Cypress Flood Plain River Hike at Richloam, Withlacoochee State Forest, Webster, Florida, April 13, 2017

Distance: 11ish miles (lollipop)

Trailhead: Hike begins at the Richloam fire tower at 38294 Richloam Clay Sink Road, Webster, FL.  (I've included a rough map at the end of this report). 

This is one of my favorite area hikes!  A beautiful forest turns into the mysterious and forgotten - you'll feel like you've gone back in time and discovered a deep, isolated part of the world within the cypress flood plain.

Hiked with the Sun Coast Chapter of the Florida Trail Association today. We parked at the fire tower and headed back up Richloam Clay Sink Road (left out of the parking lot) a hundred yards or so before ducking left into the woods and onto the trail.

The group parked in the fire tower lot.

On Richloam Clay Sink Rd - trail ducks in just before the next intersection.

The path is blue blazed and connects to the Florida Trail, which has orange blazes.  The side trail that leads from the Florida trail to the river is also blue blazed. All trails are well marked.  

We went south - a new sign was installed in 2018.

Extremely dry forests and more than a few wildfires have been plaguing the state but this area is unaffected so far.

Keep south. From here on the blazes should be orange.

It's serene as we passed through thick woods, and fields of tall pines. One of the dirt road crossings requires a left turn and short walk to the continuation of the trail (noted by a double blaze prior to reaching the road).

There are several road crossings (see map).

No, you shouldn't bring your tractor on this hike!

The trail is well maintained and crosses several bridges.

A well-built bridge over a dry stream bed.

Another road! It's obvious where the trail continues, though.

Our plan was to enter the "lollipop" portion of the route from the south, making a small clockwise loop.  We walked by the first sign to the trail pictured below (this is the north entrance). We will return from the river to this sign.

North entrance to the river - we went straight (clockwise loop).

Side trail to a primitive campsite.
Picnic table and fire ring at the site.

Five miles went fast!
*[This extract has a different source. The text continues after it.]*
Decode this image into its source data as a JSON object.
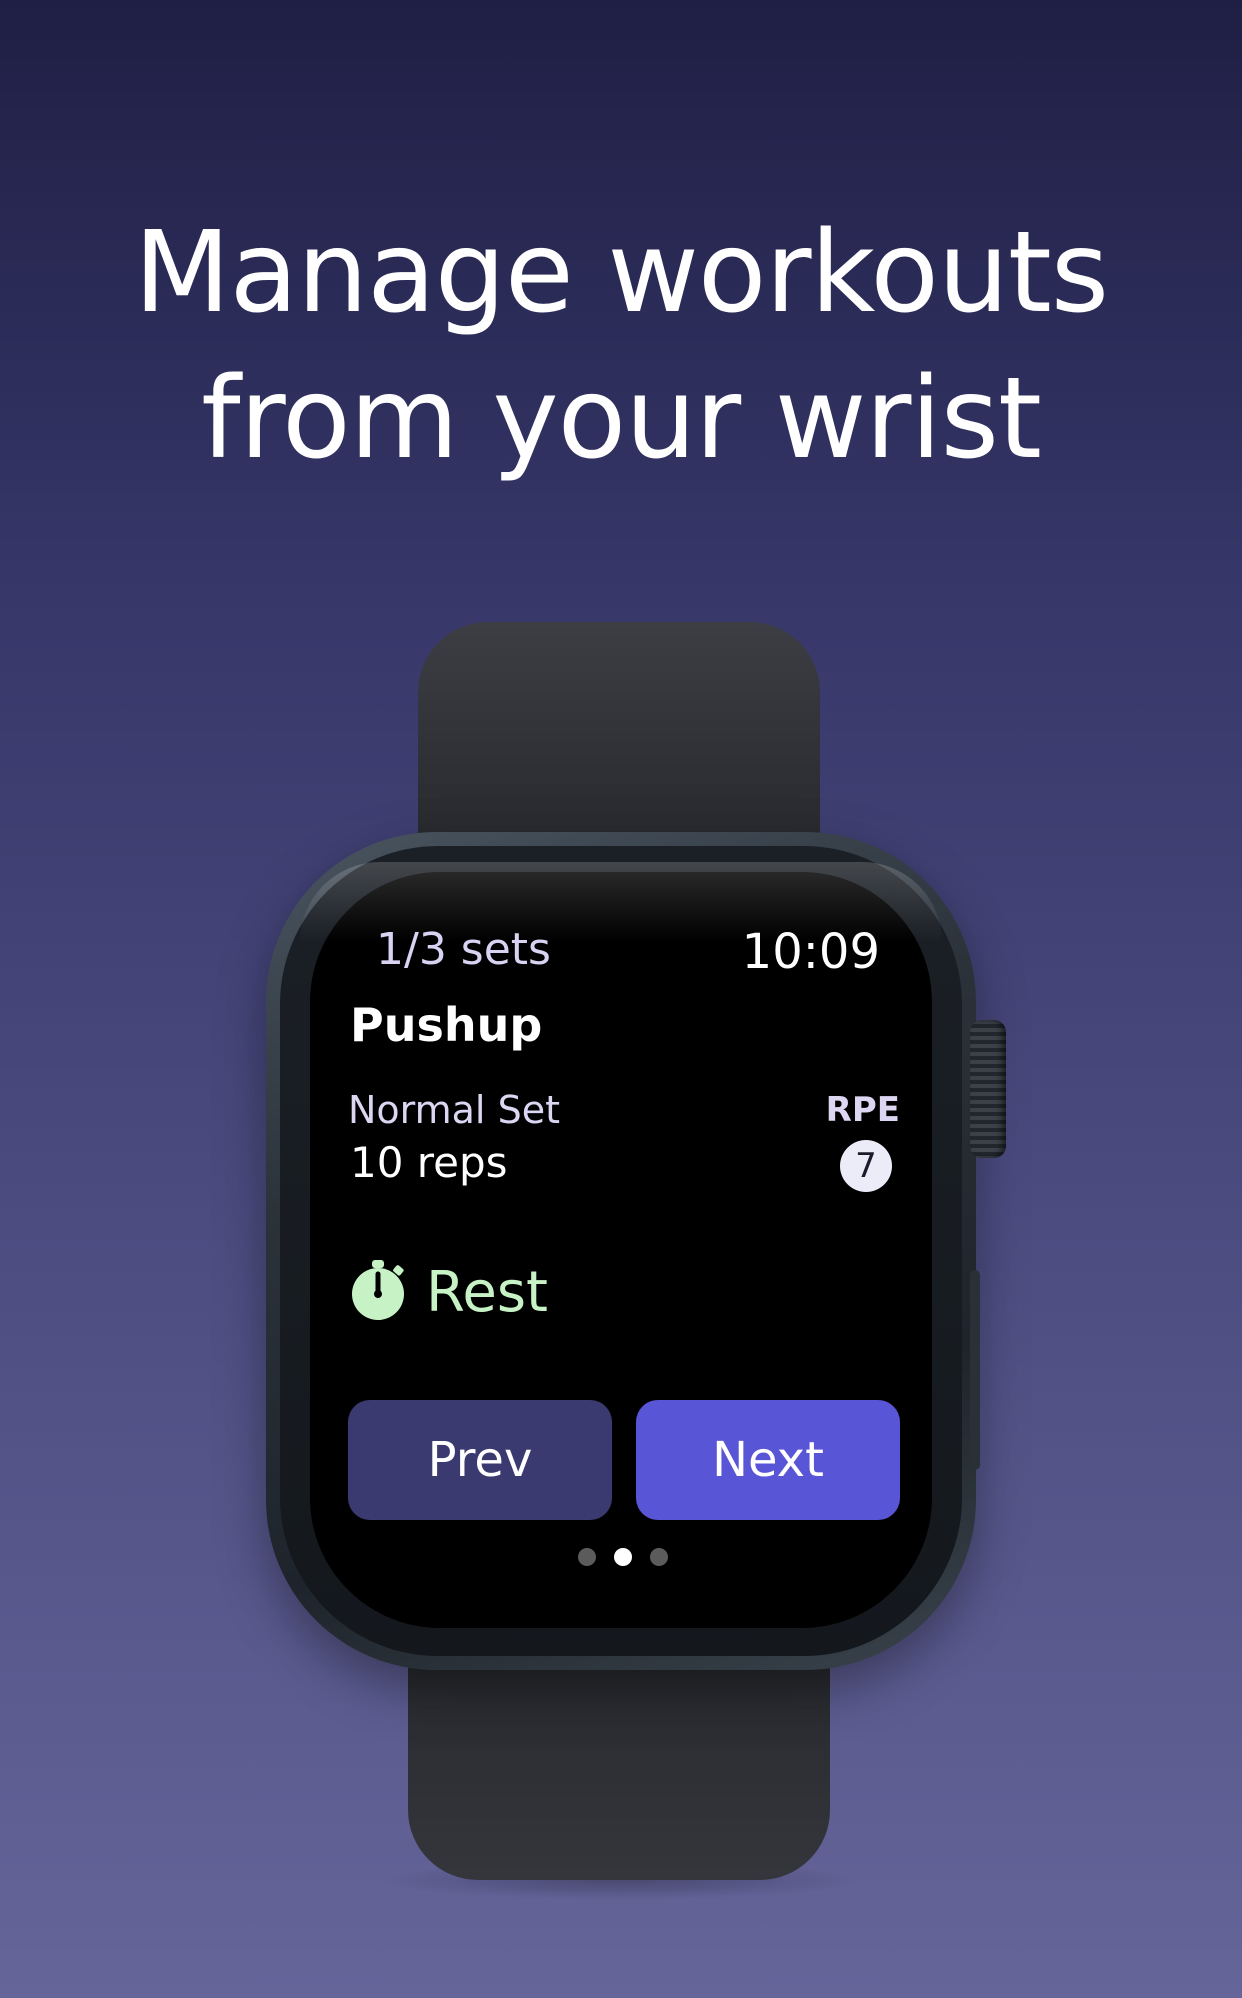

We took the south entrance of the "Scenic Low Water River Trail." Note: this sign may be facing south, so you may be approaching the back of the sign.

This is the south entrance to the river, we went here.
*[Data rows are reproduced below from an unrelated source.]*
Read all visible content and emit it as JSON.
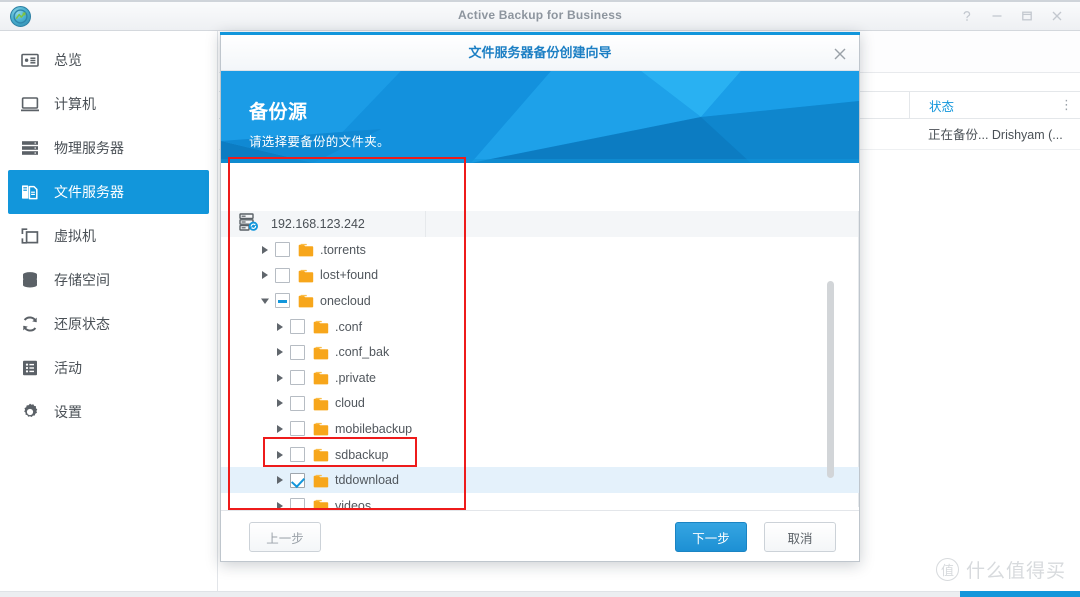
{
  "window": {
    "title": "Active Backup for Business",
    "app_icon": "active-backup-icon",
    "controls": [
      {
        "name": "help-button",
        "glyph": "?"
      },
      {
        "name": "minimize-button",
        "glyph": "–"
      },
      {
        "name": "maximize-button",
        "glyph": "□"
      },
      {
        "name": "close-button",
        "glyph": "✕"
      }
    ]
  },
  "sidebar": {
    "items": [
      {
        "label": "总览",
        "icon": "overview-icon",
        "active": false
      },
      {
        "label": "计算机",
        "icon": "computer-icon",
        "active": false
      },
      {
        "label": "物理服务器",
        "icon": "physical-server-icon",
        "active": false
      },
      {
        "label": "文件服务器",
        "icon": "file-server-icon",
        "active": true
      },
      {
        "label": "虚拟机",
        "icon": "virtual-machine-icon",
        "active": false
      },
      {
        "label": "存储空间",
        "icon": "storage-icon",
        "active": false
      },
      {
        "label": "还原状态",
        "icon": "restore-status-icon",
        "active": false
      },
      {
        "label": "活动",
        "icon": "activity-icon",
        "active": false
      },
      {
        "label": "设置",
        "icon": "settings-gear-icon",
        "active": false
      }
    ]
  },
  "background_table": {
    "column_header": "状态",
    "row_status": "正在备份... Drishyam (...",
    "menu_icon": "column-options-icon"
  },
  "dialog": {
    "title": "文件服务器备份创建向导",
    "close_icon": "close-icon",
    "banner": {
      "heading": "备份源",
      "subtitle": "请选择要备份的文件夹。"
    },
    "tree": {
      "root": {
        "label": "192.168.123.242",
        "icon": "server-sync-icon"
      },
      "nodes": [
        {
          "label": ".torrents",
          "indent": 0,
          "state": "unchecked",
          "expanded": false,
          "selected": false
        },
        {
          "label": "lost+found",
          "indent": 0,
          "state": "unchecked",
          "expanded": false,
          "selected": false
        },
        {
          "label": "onecloud",
          "indent": 0,
          "state": "partial",
          "expanded": true,
          "selected": false
        },
        {
          "label": ".conf",
          "indent": 1,
          "state": "unchecked",
          "expanded": false,
          "selected": false
        },
        {
          "label": ".conf_bak",
          "indent": 1,
          "state": "unchecked",
          "expanded": false,
          "selected": false
        },
        {
          "label": ".private",
          "indent": 1,
          "state": "unchecked",
          "expanded": false,
          "selected": false
        },
        {
          "label": "cloud",
          "indent": 1,
          "state": "unchecked",
          "expanded": false,
          "selected": false
        },
        {
          "label": "mobilebackup",
          "indent": 1,
          "state": "unchecked",
          "expanded": false,
          "selected": false
        },
        {
          "label": "sdbackup",
          "indent": 1,
          "state": "unchecked",
          "expanded": false,
          "selected": false
        },
        {
          "label": "tddownload",
          "indent": 1,
          "state": "checked",
          "expanded": false,
          "selected": true
        },
        {
          "label": "videos",
          "indent": 1,
          "state": "unchecked",
          "expanded": false,
          "selected": false
        }
      ]
    },
    "footer": {
      "prev_label": "上一步",
      "next_label": "下一步",
      "cancel_label": "取消"
    }
  },
  "watermark": {
    "badge": "值",
    "text": "什么值得买"
  },
  "colors": {
    "accent_blue": "#1296db",
    "banner_blue": "#0d95e0",
    "annotation_red": "#ee1b1b",
    "folder_orange": "#f5a623",
    "selected_row": "#e4f1fb"
  }
}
The scenery changes as you get closer to the river. The sun went behind a cloud, muting the already shadowed surroundings. 
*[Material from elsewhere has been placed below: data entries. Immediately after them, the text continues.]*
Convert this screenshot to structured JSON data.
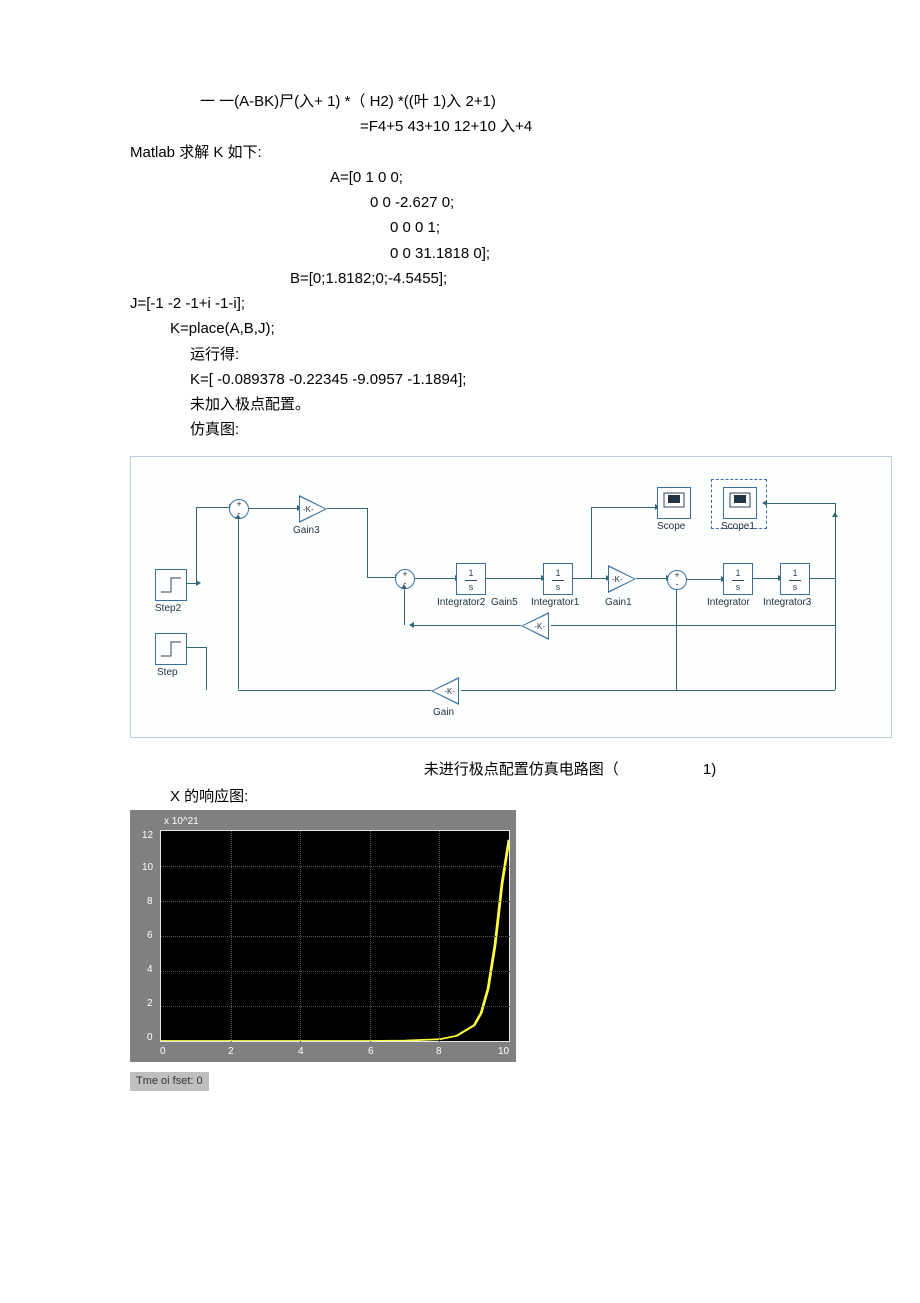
{
  "equations": {
    "line1": "一 一(A-BK)尸(入+ 1) *（ H2) *((叶 1)入 2+1)",
    "line2": "=F4+5 43+10 12+10 入+4"
  },
  "matlab_heading": "Matlab 求解 K 如下:",
  "matlab_lines": {
    "a0": "A=[0     1       0            0;",
    "a1": "0     0 -2.627        0;",
    "a2": "0 0        0          1;",
    "a3": "0 0 31.1818             0];",
    "b": "B=[0;1.8182;0;-4.5455];"
  },
  "j_line": "J=[-1 -2 -1+i     -1-i];",
  "k_line": "K=place(A,B,J);",
  "run_label": "运行得:",
  "k_result": "K=[ -0.089378       -0.22345 -9.0957 -1.1894];",
  "no_pole": "未加入极点配置。",
  "sim_label": "仿真图:",
  "diagram": {
    "step2": "Step2",
    "step": "Step",
    "gain3": "Gain3",
    "integrator2": "Integrator2",
    "gain5": "Gain5",
    "integrator1": "Integrator1",
    "gain1": "Gain1",
    "scope": "Scope",
    "scope1": "Scope1",
    "integrator": "Integrator",
    "integrator3": "Integrator3",
    "gain": "Gain",
    "one_s": "1",
    "s": "s",
    "k": "-K-"
  },
  "caption": {
    "text": "未进行极点配置仿真电路图（",
    "num": "1)"
  },
  "resp_label": "X 的响应图:",
  "chart_data": {
    "type": "line",
    "title": "",
    "xlabel": "",
    "ylabel": "",
    "xlim": [
      0,
      10
    ],
    "ylim": [
      0,
      12
    ],
    "y_exponent": "x 10^21",
    "x_ticks": [
      0,
      2,
      4,
      6,
      8,
      10
    ],
    "y_ticks": [
      0,
      2,
      4,
      6,
      8,
      10,
      12
    ],
    "series": [
      {
        "name": "x",
        "x": [
          0,
          2,
          4,
          6,
          7,
          8,
          8.5,
          9,
          9.2,
          9.4,
          9.6,
          9.8,
          10
        ],
        "y": [
          0,
          0,
          0,
          0,
          0.02,
          0.1,
          0.3,
          0.9,
          1.6,
          3,
          5.5,
          9,
          11.5
        ]
      }
    ]
  },
  "time_offset": "Tme oi fset: 0"
}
The group entering the enchanted forest.

We were in a cypress flood plain, lush and eerie.  Several watermarks remain on the trees, a field of large multi-shaded trunks. 

Like sentinels guarding the river (photo by Howard).

Two watermarks, one over 4', are shown here.

The woods are hushed as we got out our phones to take photos.  Though the trail is dry, it wouldn't take much rainfall to muddy up the plain.  To think the only way around here in high water is by boat - we'd be up to our chests in water.  We so often forget how powerful our weather can be!

We made our way to the edge of the Withlacoochee River where we had lunch and watched things in the river float by.  It's a peaceful spot (the river is quite low).

At the river.

To complete the lollipop portion of the hike the group headed right (as you face the river) and following the river (and the blue blazes) back to the Florida Trail, where we took a left and backtracked back to the cars.

We followed the river for a bit on our way back.

Back to that north entrance trail.

We got back to the cars before 2 p.m. and headed home.  

This hike wowed me - definitely worth the miles. 

I'd go back again just to see those dark giants looming over a silent wood.

Map with the route highlighted.

Our track.